Start of Block

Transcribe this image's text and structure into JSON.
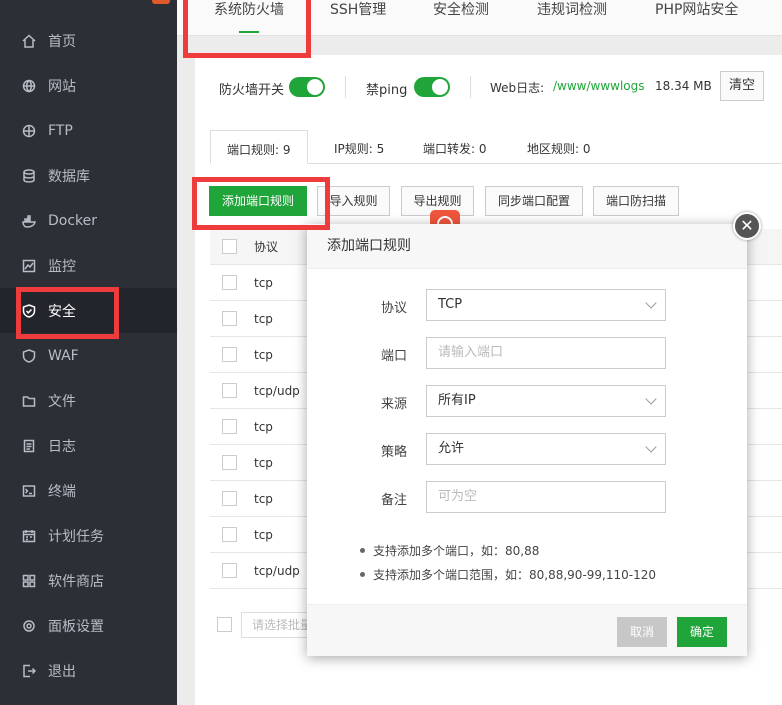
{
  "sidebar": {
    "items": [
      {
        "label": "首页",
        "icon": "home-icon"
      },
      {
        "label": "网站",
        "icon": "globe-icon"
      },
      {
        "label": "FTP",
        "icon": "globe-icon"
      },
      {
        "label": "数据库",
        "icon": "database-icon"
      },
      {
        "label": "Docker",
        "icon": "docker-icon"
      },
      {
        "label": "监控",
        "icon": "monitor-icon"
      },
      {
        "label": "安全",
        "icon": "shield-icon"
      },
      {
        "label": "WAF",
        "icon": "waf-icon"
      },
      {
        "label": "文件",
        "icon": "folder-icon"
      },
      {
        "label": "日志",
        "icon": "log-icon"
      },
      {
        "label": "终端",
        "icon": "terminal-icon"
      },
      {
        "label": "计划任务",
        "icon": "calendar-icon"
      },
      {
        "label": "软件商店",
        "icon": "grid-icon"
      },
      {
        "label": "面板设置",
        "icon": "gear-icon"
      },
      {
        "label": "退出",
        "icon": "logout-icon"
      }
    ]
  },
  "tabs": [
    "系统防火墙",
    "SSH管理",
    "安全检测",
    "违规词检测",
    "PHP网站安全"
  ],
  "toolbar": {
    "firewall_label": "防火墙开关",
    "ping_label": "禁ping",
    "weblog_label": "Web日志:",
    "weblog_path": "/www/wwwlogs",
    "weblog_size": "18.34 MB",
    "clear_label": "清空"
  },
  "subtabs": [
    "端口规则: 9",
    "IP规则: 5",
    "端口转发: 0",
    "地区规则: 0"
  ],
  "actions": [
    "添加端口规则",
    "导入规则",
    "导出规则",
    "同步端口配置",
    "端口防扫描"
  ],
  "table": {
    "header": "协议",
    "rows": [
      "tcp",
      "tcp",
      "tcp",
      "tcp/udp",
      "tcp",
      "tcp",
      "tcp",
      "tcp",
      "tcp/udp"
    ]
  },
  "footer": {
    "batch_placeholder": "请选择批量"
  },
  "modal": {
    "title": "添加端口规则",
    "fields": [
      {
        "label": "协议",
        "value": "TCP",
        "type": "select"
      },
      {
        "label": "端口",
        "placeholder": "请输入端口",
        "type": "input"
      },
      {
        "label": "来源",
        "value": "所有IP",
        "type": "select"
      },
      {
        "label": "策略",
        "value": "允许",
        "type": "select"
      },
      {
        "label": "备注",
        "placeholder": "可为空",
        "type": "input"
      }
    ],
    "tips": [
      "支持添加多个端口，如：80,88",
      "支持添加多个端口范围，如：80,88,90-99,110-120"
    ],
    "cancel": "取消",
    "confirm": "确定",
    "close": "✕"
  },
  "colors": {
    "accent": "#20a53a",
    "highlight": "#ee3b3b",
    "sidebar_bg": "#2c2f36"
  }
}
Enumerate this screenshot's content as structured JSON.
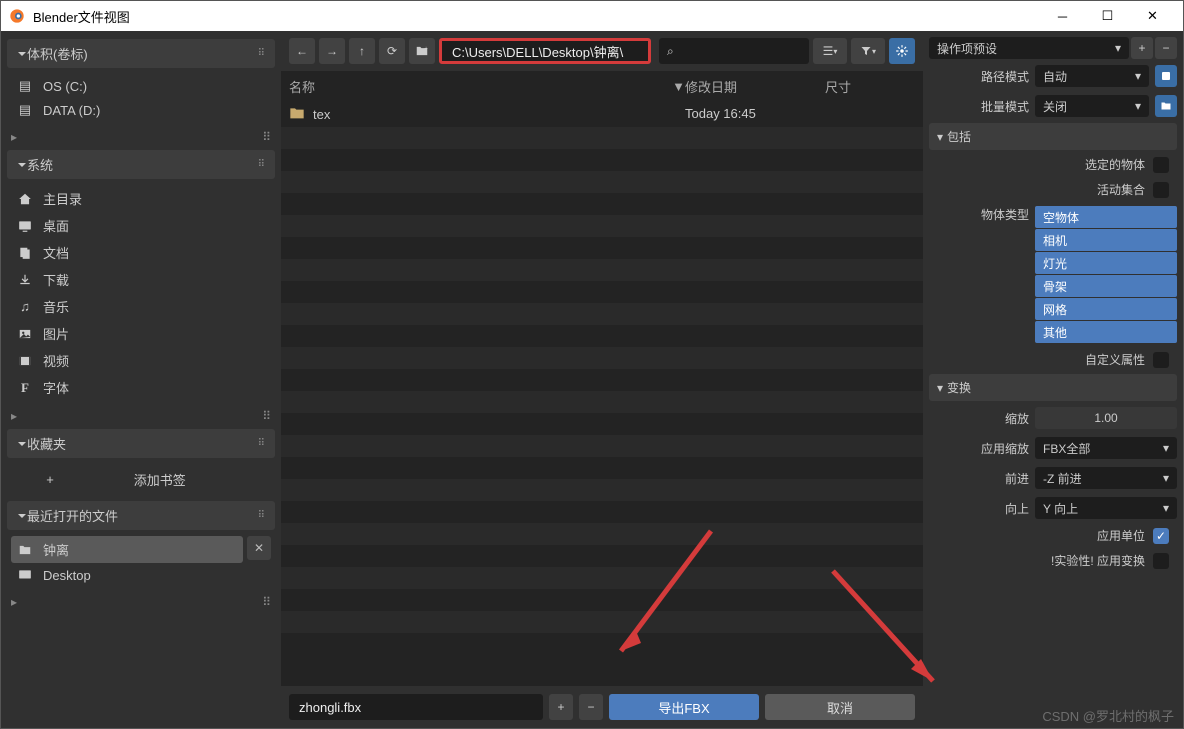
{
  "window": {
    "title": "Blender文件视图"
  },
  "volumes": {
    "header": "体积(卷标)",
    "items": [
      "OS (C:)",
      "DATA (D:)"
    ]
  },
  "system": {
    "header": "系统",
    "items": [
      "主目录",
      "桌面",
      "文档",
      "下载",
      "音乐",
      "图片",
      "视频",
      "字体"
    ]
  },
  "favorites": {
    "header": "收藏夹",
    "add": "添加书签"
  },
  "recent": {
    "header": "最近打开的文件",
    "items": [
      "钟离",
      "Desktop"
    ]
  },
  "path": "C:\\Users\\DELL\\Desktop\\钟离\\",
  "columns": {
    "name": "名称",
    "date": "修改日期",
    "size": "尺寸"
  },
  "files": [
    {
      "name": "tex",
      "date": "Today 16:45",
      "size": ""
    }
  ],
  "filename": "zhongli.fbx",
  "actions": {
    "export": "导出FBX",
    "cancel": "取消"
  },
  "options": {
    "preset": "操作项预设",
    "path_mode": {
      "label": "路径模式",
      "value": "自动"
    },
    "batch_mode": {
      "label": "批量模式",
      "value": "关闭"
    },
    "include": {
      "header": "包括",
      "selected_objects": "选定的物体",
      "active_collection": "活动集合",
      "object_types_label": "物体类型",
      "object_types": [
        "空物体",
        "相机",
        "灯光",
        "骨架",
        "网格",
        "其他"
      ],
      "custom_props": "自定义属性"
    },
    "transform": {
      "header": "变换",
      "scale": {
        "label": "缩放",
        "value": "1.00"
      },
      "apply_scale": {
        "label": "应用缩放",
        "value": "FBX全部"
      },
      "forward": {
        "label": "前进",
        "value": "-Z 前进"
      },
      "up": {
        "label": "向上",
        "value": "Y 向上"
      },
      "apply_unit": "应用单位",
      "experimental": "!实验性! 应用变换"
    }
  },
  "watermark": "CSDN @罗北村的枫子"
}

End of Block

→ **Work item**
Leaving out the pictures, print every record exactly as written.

→ **Task response**
Transcribe this image's text and structure into JSON.
{
  "sidebar": {
    "items": [
      {
        "label": "首页",
        "icon": "home-icon"
      },
      {
        "label": "网站",
        "icon": "globe-icon"
      },
      {
        "label": "FTP",
        "icon": "globe-icon"
      },
      {
        "label": "数据库",
        "icon": "database-icon"
      },
      {
        "label": "Docker",
        "icon": "docker-icon"
      },
      {
        "label": "监控",
        "icon": "monitor-icon"
      },
      {
        "label": "安全",
        "icon": "shield-icon"
      },
      {
        "label": "WAF",
        "icon": "waf-icon"
      },
      {
        "label": "文件",
        "icon": "folder-icon"
      },
      {
        "label": "日志",
        "icon": "log-icon"
      },
      {
        "label": "终端",
        "icon": "terminal-icon"
      },
      {
        "label": "计划任务",
        "icon": "calendar-icon"
      },
      {
        "label": "软件商店",
        "icon": "grid-icon"
      },
      {
        "label": "面板设置",
        "icon": "gear-icon"
      },
      {
        "label": "退出",
        "icon": "logout-icon"
      }
    ]
  },
  "tabs": [
    "系统防火墙",
    "SSH管理",
    "安全检测",
    "违规词检测",
    "PHP网站安全"
  ],
  "toolbar": {
    "firewall_label": "防火墙开关",
    "ping_label": "禁ping",
    "weblog_label": "Web日志:",
    "weblog_path": "/www/wwwlogs",
    "weblog_size": "18.34 MB",
    "clear_label": "清空"
  },
  "subtabs": [
    "端口规则: 9",
    "IP规则: 5",
    "端口转发: 0",
    "地区规则: 0"
  ],
  "actions": [
    "添加端口规则",
    "导入规则",
    "导出规则",
    "同步端口配置",
    "端口防扫描"
  ],
  "table": {
    "header": "协议",
    "rows": [
      "tcp",
      "tcp",
      "tcp",
      "tcp/udp",
      "tcp",
      "tcp",
      "tcp",
      "tcp",
      "tcp/udp"
    ]
  },
  "footer": {
    "batch_placeholder": "请选择批量"
  },
  "modal": {
    "title": "添加端口规则",
    "fields": [
      {
        "label": "协议",
        "value": "TCP",
        "type": "select"
      },
      {
        "label": "端口",
        "placeholder": "请输入端口",
        "type": "input"
      },
      {
        "label": "来源",
        "value": "所有IP",
        "type": "select"
      },
      {
        "label": "策略",
        "value": "允许",
        "type": "select"
      },
      {
        "label": "备注",
        "placeholder": "可为空",
        "type": "input"
      }
    ],
    "tips": [
      "支持添加多个端口，如：80,88",
      "支持添加多个端口范围，如：80,88,90-99,110-120"
    ],
    "cancel": "取消",
    "confirm": "确定",
    "close": "✕"
  },
  "colors": {
    "accent": "#20a53a",
    "highlight": "#ee3b3b",
    "sidebar_bg": "#2c2f36"
  }
}
Enumerate this screenshot's content as structured JSON.
{
  "window": {
    "title": "Blender文件视图"
  },
  "volumes": {
    "header": "体积(卷标)",
    "items": [
      "OS (C:)",
      "DATA (D:)"
    ]
  },
  "system": {
    "header": "系统",
    "items": [
      "主目录",
      "桌面",
      "文档",
      "下载",
      "音乐",
      "图片",
      "视频",
      "字体"
    ]
  },
  "favorites": {
    "header": "收藏夹",
    "add": "添加书签"
  },
  "recent": {
    "header": "最近打开的文件",
    "items": [
      "钟离",
      "Desktop"
    ]
  },
  "path": "C:\\Users\\DELL\\Desktop\\钟离\\",
  "columns": {
    "name": "名称",
    "date": "修改日期",
    "size": "尺寸"
  },
  "files": [
    {
      "name": "tex",
      "date": "Today 16:45",
      "size": ""
    }
  ],
  "filename": "zhongli.fbx",
  "actions": {
    "export": "导出FBX",
    "cancel": "取消"
  },
  "options": {
    "preset": "操作项预设",
    "path_mode": {
      "label": "路径模式",
      "value": "自动"
    },
    "batch_mode": {
      "label": "批量模式",
      "value": "关闭"
    },
    "include": {
      "header": "包括",
      "selected_objects": "选定的物体",
      "active_collection": "活动集合",
      "object_types_label": "物体类型",
      "object_types": [
        "空物体",
        "相机",
        "灯光",
        "骨架",
        "网格",
        "其他"
      ],
      "custom_props": "自定义属性"
    },
    "transform": {
      "header": "变换",
      "scale": {
        "label": "缩放",
        "value": "1.00"
      },
      "apply_scale": {
        "label": "应用缩放",
        "value": "FBX全部"
      },
      "forward": {
        "label": "前进",
        "value": "-Z 前进"
      },
      "up": {
        "label": "向上",
        "value": "Y 向上"
      },
      "apply_unit": "应用单位",
      "experimental": "!实验性! 应用变换"
    }
  },
  "watermark": "CSDN @罗北村的枫子"
}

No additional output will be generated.